Pub Type(s)

Journal Article
Randomized Controlled Trial

Language

eng

PubMed ID

28432077

Citation

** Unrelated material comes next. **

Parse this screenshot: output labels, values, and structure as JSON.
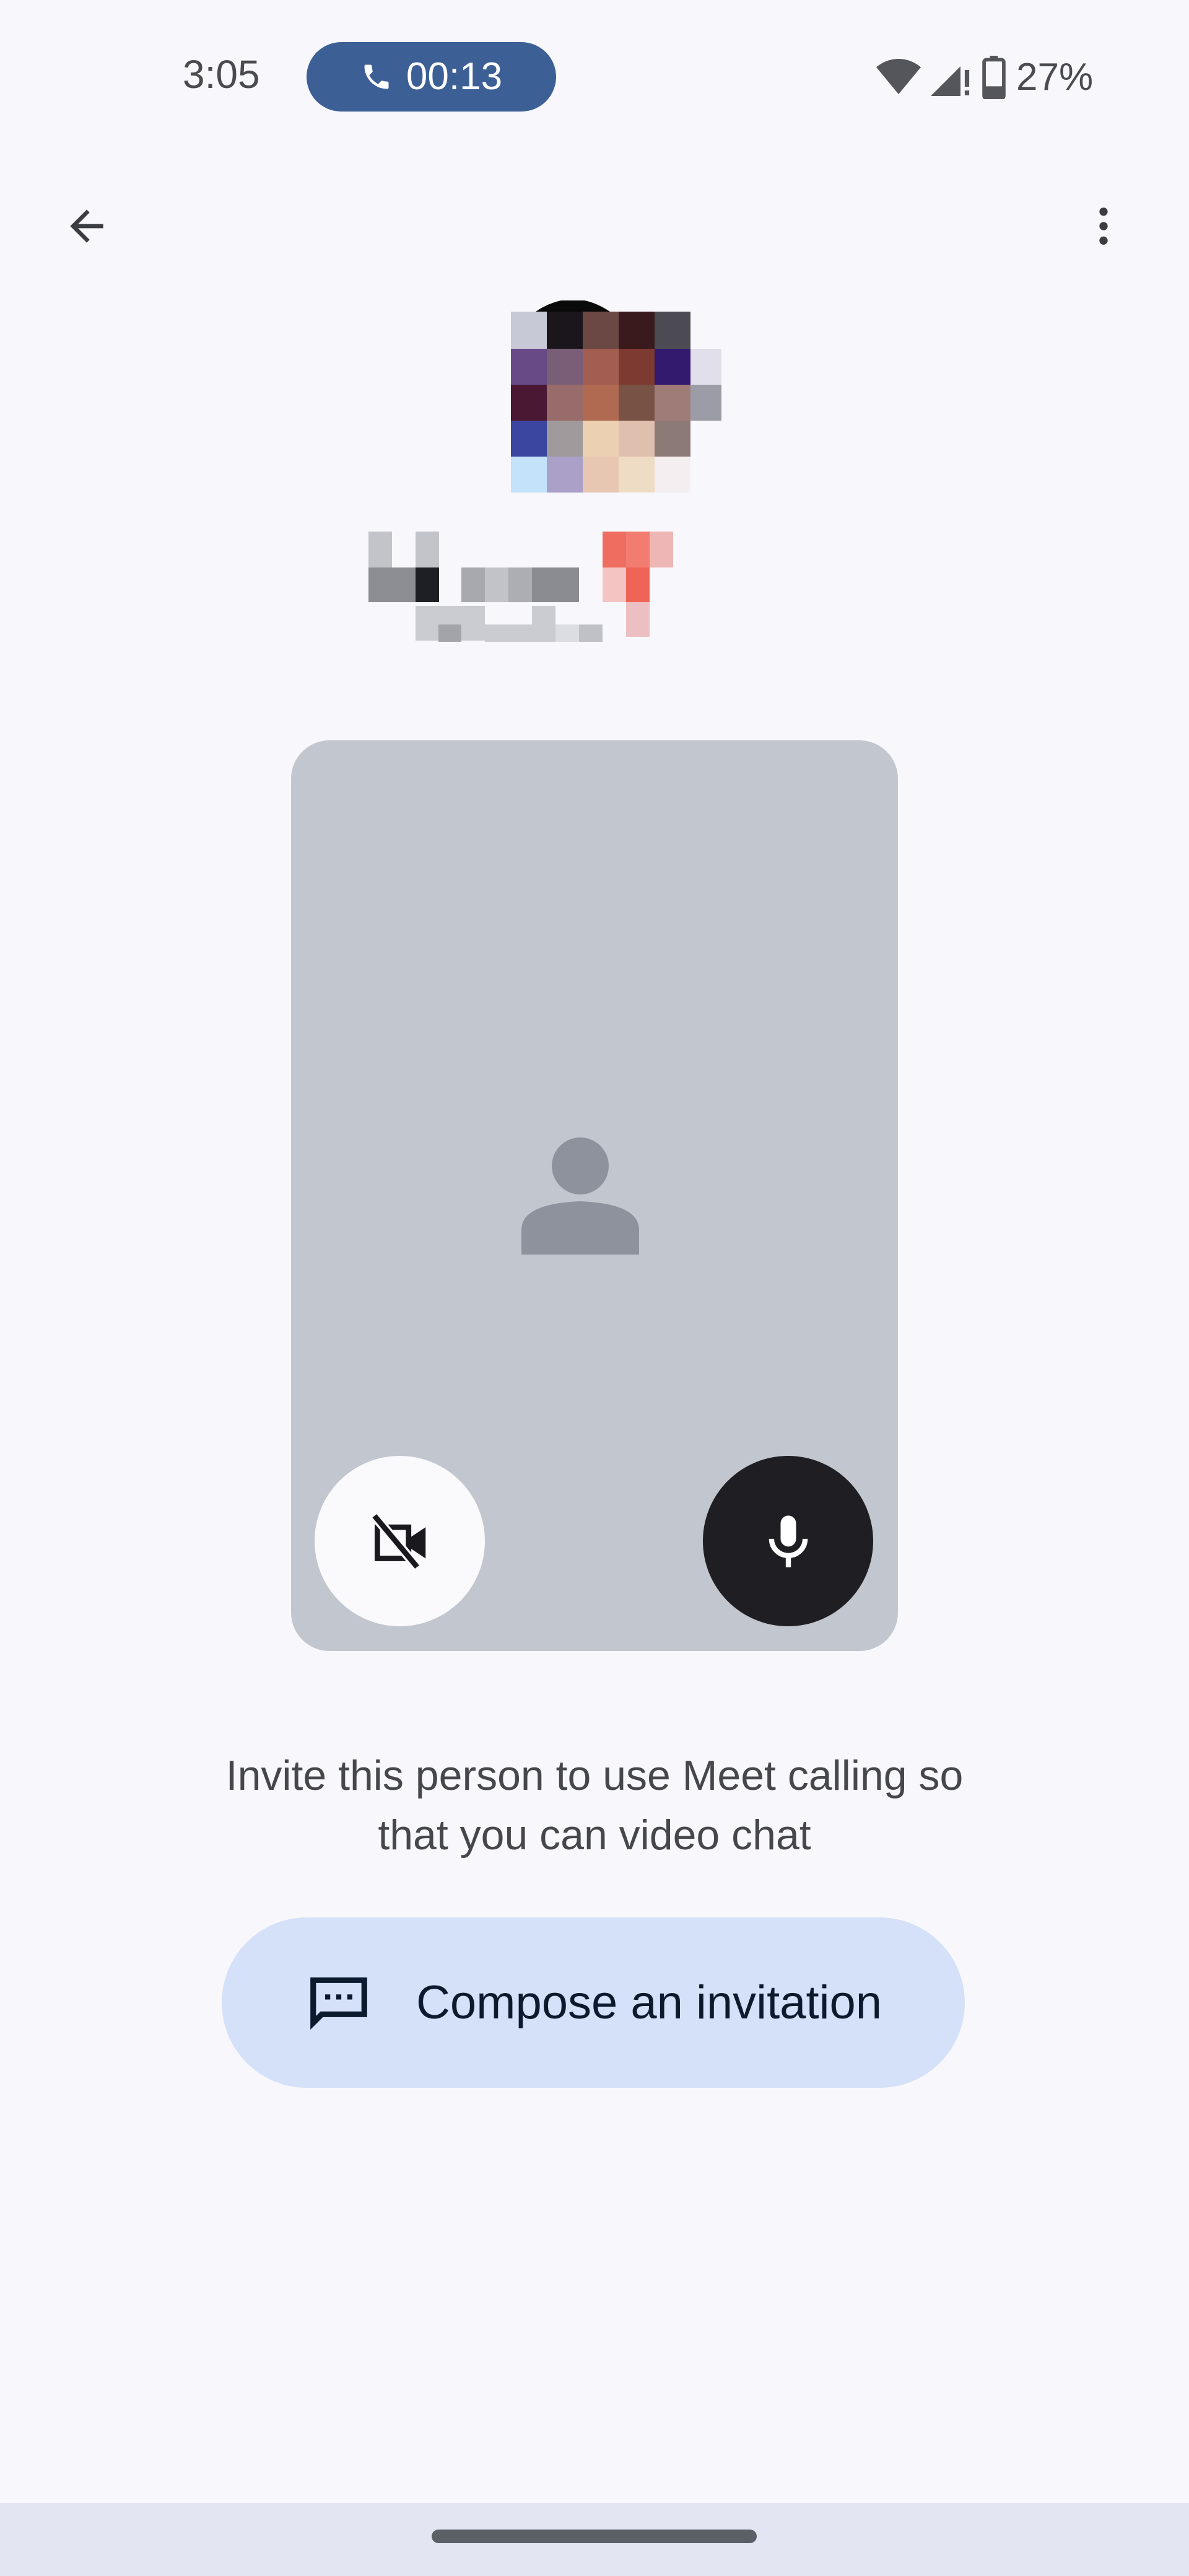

Hsu, Chun Liang, et al. "Aerobic Exercise Promotes Executive Functions and Impacts Functional Neural Activity Among Older Adults With Vascular Cognitive Impairment." British Journal of Sports Medicine, vol. 52, no. 3, 2018, pp. 184-191.
Hsu CL, Best JR, Davis JC, et al. Aerobic exercise promotes executive functions and impacts functional neural activity among older adults with vascular cognitive impairment. Br J Sports Med. 2018;52(3):184-191.
Hsu, C. L., Best, J. R., Davis, J. C., Nagamatsu, L. S., Wang, S., Boyd, L. A., ... Liu-Ambrose, T. (2018). Aerobic exercise promotes executive functions and impacts functional neural activity among older adults with vascular cognitive impairment. British Journal of Sports Medicine, 52(3), pp. 184-191. doi:10.1136/bjsports-2016-096846.
Hsu CL, et al. Aerobic Exercise Promotes Executive Functions and Impacts Functional Neural Activity Among Older Adults With Vascular Cognitive Impairment. Br J Sports Med. 2018;52(3):184-191. PubMed PMID: 28432077.
* Article titles in AMA citation format should be in sentence-case
TY - JOUR T1 - Aerobic exercise promotes executive functions and impacts functional neural activity among older adults with vascular cognitive impairment. AU - Hsu,Chun Liang, AU - Best,John R, AU - Davis,Jennifer C, AU - Nagamatsu,Lindsay S, AU - Wang,Shirley, AU - Boyd,Lara A, AU - Hsiung,Gy Robin, AU - Voss,Michelle W, AU - Eng,Janice Jennifer, AU - Liu-Ambrose,Teresa, Y1 - 2017/04/21/ PY - 2017/03/23/accepted PY - 2017/4/23/pubmed PY - 2018/2/13/medline PY - 2017/4/23/entrez KW - Exercise SP - 184 EP - 191 JF - British journal of sports medicine JO - Br J Sports Med VL - 52 IS - 3 N2 - BACKGROUND: Vascular cognitive impairment (VCI) results from cerebrovascular disease, and worldwide, it is the second most common type of cognitive dysfunction. While targeted aerobic training is a promising approach to delay the progression of VCI by reducing cardiometabolic risk factors, few randomised controlled trials to date have specifically assessed the efficacy of aerobic training on cognitive and brain outcomes in this group at risk for functional decline. AIM: To examine the effect of moderate-intensity aerobic training on executive functions and functional neural activity among older adults with mild subcortical ischaemic VCI (SIVCI). METHODS: Older adults with mild SIVCI were randomly assigned to: (1) 6-month, 3×/week aerobic training (n=10) or (2) usual care (control; n=11). Participants completed functional MRI (fMRI) at baseline and trial completion. During the fMRI sessions, behavioural performance on the Eriksen flanker task and task-evoked neural activity were assessed. RESULTS: At trial completion, after adjusting for baseline general cognition, total white matter lesion volume and flanker performance, compared with the control group, the aerobic training group significantly improved flanker task reaction time. Moreover, compared with the controls, the aerobic training group demonstrated reduced activation in the left lateral occipital cortex and right superior temporal gyrus. Reduced activity in these brain regions was significantly associated with improved (ie, faster) flanker task performance at trial completion. SUMMARY: Aerobic training among older adults with mild SIVCI can improve executive functions and neural efficiency of associated brain areas. Future studies with greater sample size should be completed to replicate and extend these findings. SN - 1473-0480 UR - https://www.unboundmedicine.com/medline/citation/28432077/Aerobic_exercise_promotes_executive_functions_and_impacts_functional_neural_activity_among_older_adults_with_vascular_cognitive_impairment_ L2 - http://bjsm.bmj.com/cgi/pmidlookup?view=long&pmid=28432077 DB - PRIME DP - Unbound Medicine ER -